Course Info

LecturesMon. & Wed. 2:30 - 4:20 PM in Porter Hall A18c
Web Pagehttp://www.ece.cmu.edu/~ece747/
Email listece747-official /at/ ece.cmu.edu
InstructorBabak Falsafi
Email, URLbabak /at/ cmu.edu, http://www.ece.cmu.edu/~babak/
OfficeHamerschlag A305
Office HoursMondays 1:30-2:30 and Thursdays 2:30-3:30
TAMike Ferdman
Email, URLmferdman /at/ ece.cmu.edu, http://www.ece.cmu.edu/~mferdman/
OfficeHamerschlag A300, Cube A9
Office HoursTuesdays 3:30-4:30 and Wednesdays 3:30-4:30
Admin. AssistantMatt Koeske
Emailkoeske /at/ ece.cmu.edu
OfficeHamerschlag A302


The demand for computer system performance continues to grow to keep pace with our daily needs and to enable solutions to previously infeasible computing problems. In the recent decades, computer system designers have met the performance demand by innovating designs to exploit the abundance of transistors made available through advances in CMOS fabrication. Unfortunately, there are fundamental sources of bottleneck in sight that may impede the way to further improvements in performance and scalability of computer systems. These include the ever-growing gap between processor and memory performance, design challenges in emerging nanoscale CMOS systems - including power/thermal density, reliability, and extreme variability in transistor performance and behavior - and the diminishing returns in exploiting near-neighbor instruction-level parallelism. Furthermore, in light of phenomenal increase in system complexity, computer architecture innovation has been hampered by the absence of fast and accurate design evaluation tools. These are excellent new challenges for computer architects and there is great potential for innovation and impact in the years ahead.
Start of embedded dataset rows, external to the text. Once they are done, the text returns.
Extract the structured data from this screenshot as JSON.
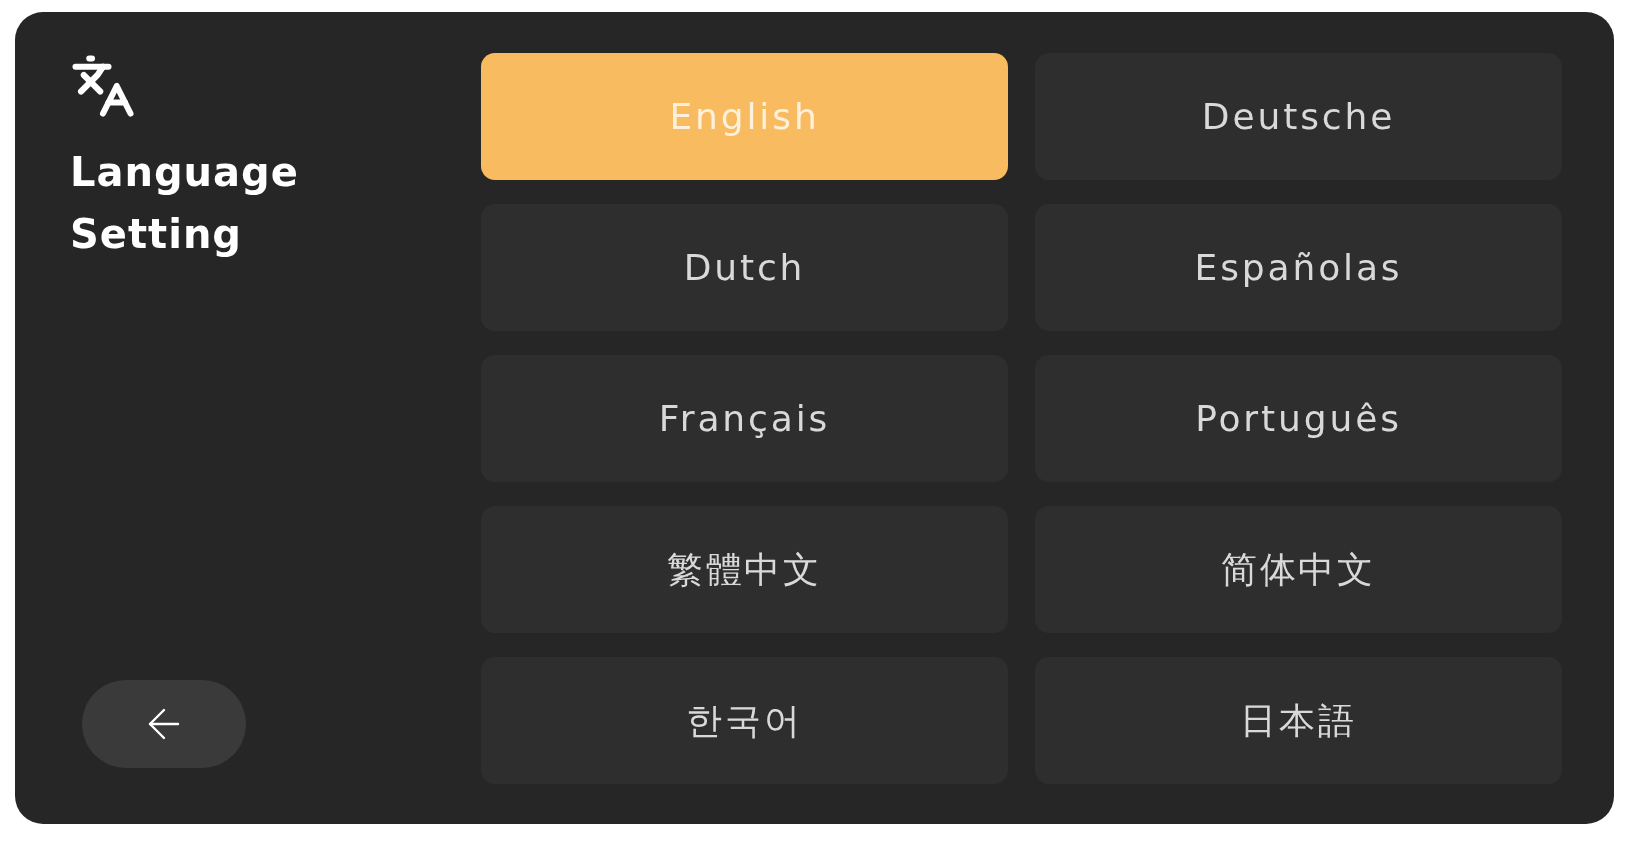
{
  "sidebar": {
    "title": "Language Setting"
  },
  "languages": [
    {
      "label": "English",
      "selected": true
    },
    {
      "label": "Deutsche",
      "selected": false
    },
    {
      "label": "Dutch",
      "selected": false
    },
    {
      "label": "Españolas",
      "selected": false
    },
    {
      "label": "Français",
      "selected": false
    },
    {
      "label": "Português",
      "selected": false
    },
    {
      "label": "繁體中文",
      "selected": false
    },
    {
      "label": "简体中文",
      "selected": false
    },
    {
      "label": "한국어",
      "selected": false
    },
    {
      "label": "日本語",
      "selected": false
    }
  ]
}
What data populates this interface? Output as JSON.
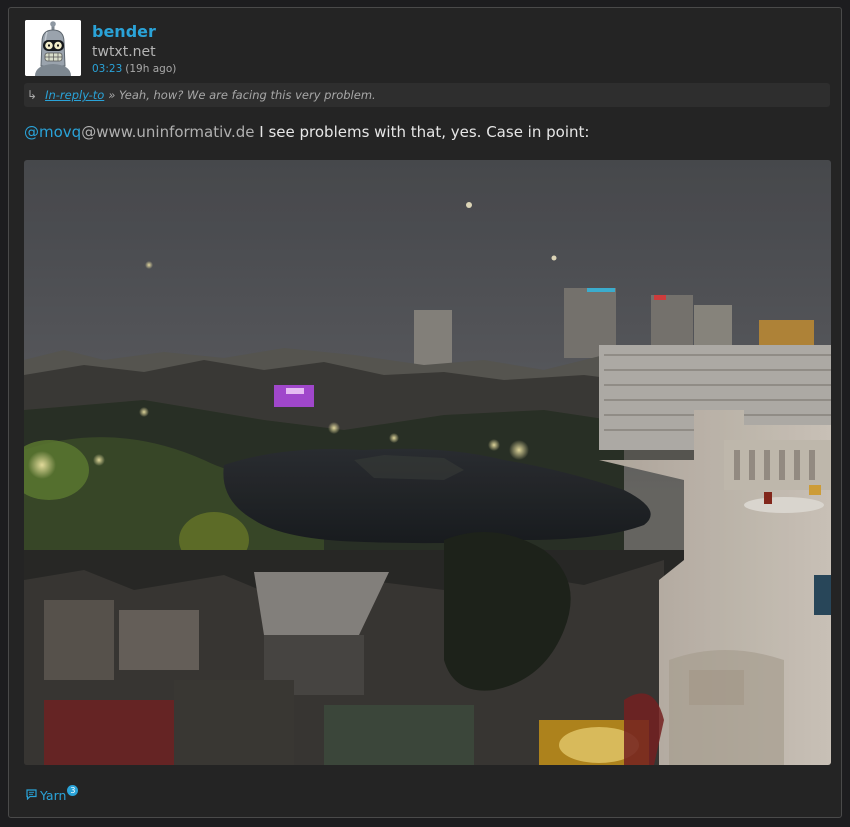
{
  "post": {
    "author": {
      "name": "bender",
      "pod": "twtxt.net",
      "avatar_icon": "bender-avatar-icon"
    },
    "time": "03:23",
    "time_ago": "(19h ago)",
    "reply": {
      "arrow_icon": "reply-arrow-icon",
      "link_label": "In-reply-to",
      "quote": "» Yeah, how? We are facing this very problem."
    },
    "content": {
      "mention_nick": "@movq",
      "mention_domain": "@www.uninformativ.de",
      "text": " I see problems with that, yes. Case in point:"
    },
    "photo": {
      "description_icon": "city-lake-night-photo"
    },
    "footer": {
      "yarn_icon": "comment-icon",
      "yarn_label": "Yarn",
      "yarn_count": "3"
    }
  },
  "colors": {
    "accent": "#2aa3d8",
    "card_background": "#242424",
    "page_background": "#1d1d1f",
    "text": "#e6e6e6",
    "muted": "#a8a8a8"
  }
}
In this course, we will discuss results from publications in recent computer architecture conferences that tackle the above bottlenecks. Specifically, we will look at:
  1. architectures to exploit higher levels of parallelism including multicore/multithreaded designs, designs with custom cores, and reconfigurable systems
  2. transactional processor architectures with efficient checkpointing/recovery mechanisms with applications to low-overhead parallel execution, and both hardware and software reliability
  3. memory systems including designs for large speculative windows to enhance memory-level parallelism, memory streaming techniques, and in-memory programming
  4. power-/thermal-aware microarchitecture
  5. reliable microarchitecture including techniques that are tolerant to transistor variability, and both hard and soft error
  6. fast and accurate techniques for microarchitectural performance evaluation


The lectures will be primarily based on student presentations of the assigned papers followed by discussions. All lectures will have a paper review due at the beginning of the lecture for that lecture's assigned papers. Besides presentations and reviews, the course will include an independent research project. The project will be similar in approach to the projects in 18-741 and 18-742.


18-741 or instructor's consent.


Reviews 35%
Presentations 35%
Project 30%

Academic Honesty

There is no tolerance for academic dishonesty. Please refer to the University Policy on cheating and plagiarism. Discussion and group studies are encouraged by all submitted material must be the student's individual work (or in case of the project group work).